News and Views

CDPR Chairman, Dr. Ijaz Nabi, questions where is the money to create jobs for the young. He writes 1.5 million new jobs are needed every year. In addition, 50-60 billion US dollars are required to design projects that would generate this number of jobs. The required amount of investment is twice as much as we have now. Dr. Nabi emphasises that some of the money will have to be mobilised by the government, even if jobs are in the private sector. This is because private projects require public infrastructure and also government spending on healthy and educated workers is essential for profitable private enterprise. Dr. Nabi continues and places stress on the need to collect more tax revenue and attract…
In response to the Council of Islamic Ideology's recent proposal to allow husbands to "lightly beat" their wives, Princeton Professor and CDPR Fellow Atif Mian discusses how Pakistani women are giving men a different kind of beating: superiority in academic achievement. There are more girls in intermediate schools, they outnumber boys in medicine two to one, and they make up Pakistan's three winners of the MacArthur “Genius Award”. Mian further argues that Pakistan's economic development relies on its female citizens, stating their contributions are just as important as men's. View article here.
CDPR fellow, Dr. Faisal Bari, writes that faulty testing methods can end up producing graduates who do not even know how to write properly. Yet, we have involved ourselves in preparing and using such methods of examinations with far too much enthusiasm and without due debate in society — a debate that needs to take place now. View article here.
In March, CDPR hosted a seminar to an audience of academics, journalists, advocates and officials in the Government of Punjab. The seminar included four presentations on research in women's mobility, public-private partnerships in education, public procurement and taxation. Researchers were enthusiastic over the fact that academic work on development was being closely paid attention to by key policymakers, including Chief Minister Shehbaz Sharif, who was briefed on the research the next day. CDPR explains the four takeaways from the seminar in a blog post for the International Growth Centre. View post here.
The coercive actions of one of Pakistan's biggest land developer has raised questions about the land and housing market in Pakistan. Middle and upper income segments of the society demand these gated, suburban communities while developers meet the demand to get profitable returns. Umair Javed, CDPR Affiliate is of the opinion that only the state can change this situation and ensure equitable access to land through a change in policy regime. View article here.

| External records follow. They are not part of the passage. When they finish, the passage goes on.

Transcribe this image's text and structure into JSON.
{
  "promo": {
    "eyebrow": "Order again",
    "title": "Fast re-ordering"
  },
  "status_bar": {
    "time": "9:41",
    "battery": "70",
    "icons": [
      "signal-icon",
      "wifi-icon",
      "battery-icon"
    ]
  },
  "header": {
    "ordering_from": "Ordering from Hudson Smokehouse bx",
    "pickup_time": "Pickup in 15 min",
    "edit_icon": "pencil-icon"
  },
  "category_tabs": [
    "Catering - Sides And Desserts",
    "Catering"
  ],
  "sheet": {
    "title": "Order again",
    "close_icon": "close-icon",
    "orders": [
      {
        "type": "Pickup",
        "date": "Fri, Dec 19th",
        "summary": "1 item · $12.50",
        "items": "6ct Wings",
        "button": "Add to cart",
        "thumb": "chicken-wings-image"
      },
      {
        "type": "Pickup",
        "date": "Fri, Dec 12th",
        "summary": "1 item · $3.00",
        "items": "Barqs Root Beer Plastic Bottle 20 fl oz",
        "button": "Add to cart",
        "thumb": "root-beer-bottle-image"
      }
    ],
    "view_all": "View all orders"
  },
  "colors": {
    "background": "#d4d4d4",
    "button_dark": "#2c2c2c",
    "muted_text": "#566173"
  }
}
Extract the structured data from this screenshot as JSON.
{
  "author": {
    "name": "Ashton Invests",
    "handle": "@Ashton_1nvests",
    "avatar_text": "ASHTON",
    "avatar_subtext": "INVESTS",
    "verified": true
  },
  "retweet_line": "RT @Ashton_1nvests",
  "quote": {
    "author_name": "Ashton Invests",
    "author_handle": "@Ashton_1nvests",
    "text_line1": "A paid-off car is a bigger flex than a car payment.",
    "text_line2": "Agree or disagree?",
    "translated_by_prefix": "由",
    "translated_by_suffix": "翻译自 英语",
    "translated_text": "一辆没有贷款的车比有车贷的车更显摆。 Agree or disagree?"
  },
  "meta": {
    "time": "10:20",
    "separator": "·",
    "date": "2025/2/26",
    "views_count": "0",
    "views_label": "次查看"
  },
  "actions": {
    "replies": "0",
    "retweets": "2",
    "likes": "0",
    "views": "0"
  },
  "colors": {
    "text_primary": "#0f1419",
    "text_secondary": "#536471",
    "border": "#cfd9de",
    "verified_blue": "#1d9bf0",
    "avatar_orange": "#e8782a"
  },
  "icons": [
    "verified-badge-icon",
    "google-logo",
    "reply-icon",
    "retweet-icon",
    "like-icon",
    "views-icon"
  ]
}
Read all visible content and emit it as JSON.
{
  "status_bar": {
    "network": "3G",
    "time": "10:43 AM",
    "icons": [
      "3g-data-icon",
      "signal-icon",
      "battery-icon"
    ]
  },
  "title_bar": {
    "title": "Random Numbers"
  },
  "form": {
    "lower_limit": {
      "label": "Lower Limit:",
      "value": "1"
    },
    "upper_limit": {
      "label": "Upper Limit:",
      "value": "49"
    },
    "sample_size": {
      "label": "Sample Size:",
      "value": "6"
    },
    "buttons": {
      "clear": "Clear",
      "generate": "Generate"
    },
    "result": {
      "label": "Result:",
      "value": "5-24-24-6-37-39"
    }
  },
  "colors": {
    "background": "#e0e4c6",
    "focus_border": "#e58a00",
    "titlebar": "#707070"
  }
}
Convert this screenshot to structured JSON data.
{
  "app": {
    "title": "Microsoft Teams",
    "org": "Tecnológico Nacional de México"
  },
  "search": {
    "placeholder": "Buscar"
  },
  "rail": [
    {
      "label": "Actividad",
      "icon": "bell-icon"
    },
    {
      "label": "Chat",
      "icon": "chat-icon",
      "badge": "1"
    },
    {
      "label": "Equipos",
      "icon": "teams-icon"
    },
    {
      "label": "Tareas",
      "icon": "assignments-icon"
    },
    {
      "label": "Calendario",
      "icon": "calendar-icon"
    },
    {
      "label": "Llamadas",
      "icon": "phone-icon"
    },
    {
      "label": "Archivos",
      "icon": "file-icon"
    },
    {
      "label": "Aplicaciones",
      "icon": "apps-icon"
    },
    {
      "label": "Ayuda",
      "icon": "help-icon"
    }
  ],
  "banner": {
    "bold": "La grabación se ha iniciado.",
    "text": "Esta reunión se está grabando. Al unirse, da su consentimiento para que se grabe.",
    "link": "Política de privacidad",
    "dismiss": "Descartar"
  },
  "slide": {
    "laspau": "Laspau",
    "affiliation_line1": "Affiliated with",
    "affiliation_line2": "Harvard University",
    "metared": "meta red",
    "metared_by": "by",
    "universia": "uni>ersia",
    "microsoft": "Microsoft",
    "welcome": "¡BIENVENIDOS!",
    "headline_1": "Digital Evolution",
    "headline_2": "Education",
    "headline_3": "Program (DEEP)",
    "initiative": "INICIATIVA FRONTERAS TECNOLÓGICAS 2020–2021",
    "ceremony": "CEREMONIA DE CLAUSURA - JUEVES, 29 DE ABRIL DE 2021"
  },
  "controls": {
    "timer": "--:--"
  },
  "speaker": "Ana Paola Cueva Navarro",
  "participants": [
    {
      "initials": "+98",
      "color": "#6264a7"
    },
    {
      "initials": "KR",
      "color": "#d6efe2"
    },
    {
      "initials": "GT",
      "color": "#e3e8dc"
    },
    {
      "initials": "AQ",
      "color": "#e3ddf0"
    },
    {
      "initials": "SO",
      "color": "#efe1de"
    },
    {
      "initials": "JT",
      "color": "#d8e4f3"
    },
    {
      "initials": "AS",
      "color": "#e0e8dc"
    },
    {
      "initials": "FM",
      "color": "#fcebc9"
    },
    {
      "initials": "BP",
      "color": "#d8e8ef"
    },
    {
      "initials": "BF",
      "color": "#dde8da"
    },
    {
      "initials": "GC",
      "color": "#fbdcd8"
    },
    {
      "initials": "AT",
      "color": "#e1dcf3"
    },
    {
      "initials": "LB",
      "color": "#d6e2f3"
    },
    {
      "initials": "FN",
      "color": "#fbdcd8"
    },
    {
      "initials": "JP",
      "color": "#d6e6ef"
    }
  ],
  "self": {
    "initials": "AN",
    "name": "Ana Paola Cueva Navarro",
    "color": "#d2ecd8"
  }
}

Dr. Faisal Bari questions why the change in poverty headcount does not necessarily lead to a change in health outcomes. If the population is able to meet their basic caloric needs, as well as purchase other necessities, why are malnutrition and stunting incidence increasing? View article here.
Umair Javed, CDPR Affiliate, discusses that the gap between anti-orange line elites and Lahore’s voters reflects a larger problem. He questions why do some, i.e. those who matter, end up being heard in the exercise of governance, and why is it that those who don’t, appear comparatively voiceless. Umair also emphasises on the need for those who envision a different city to engage with a larger part of it. View article here.
Homi Kharas, CDPR Fellow, examines the three large agreements made by world leaders last year, which represent a vision of how to change the world; the Addis Ababa Action Agenda, Sustainable Development Goals (SDGs) and the Paris Agreement on climate change In the past, when governments wanted to change the world, they negotiated intergovernmental agreements. However, Kharas points out a new theory of change in which governments might lead, but they must mobilize others to join in and provide a framing to ensure that the collective effort is moving in the right direction. View article here.
CDPR Chairman, Ijaz Nabi, discusses whether privatizing PIA will help improve its management. View article here.
Umair Javed, CDPR Affiliate, explains the conflict over the geographic distribution of projects being implemented under CPEC, by examining Pakistan’s history of centre-province relations, and the debate on centralised bureaucratic structures controlling administration and policy. View article here.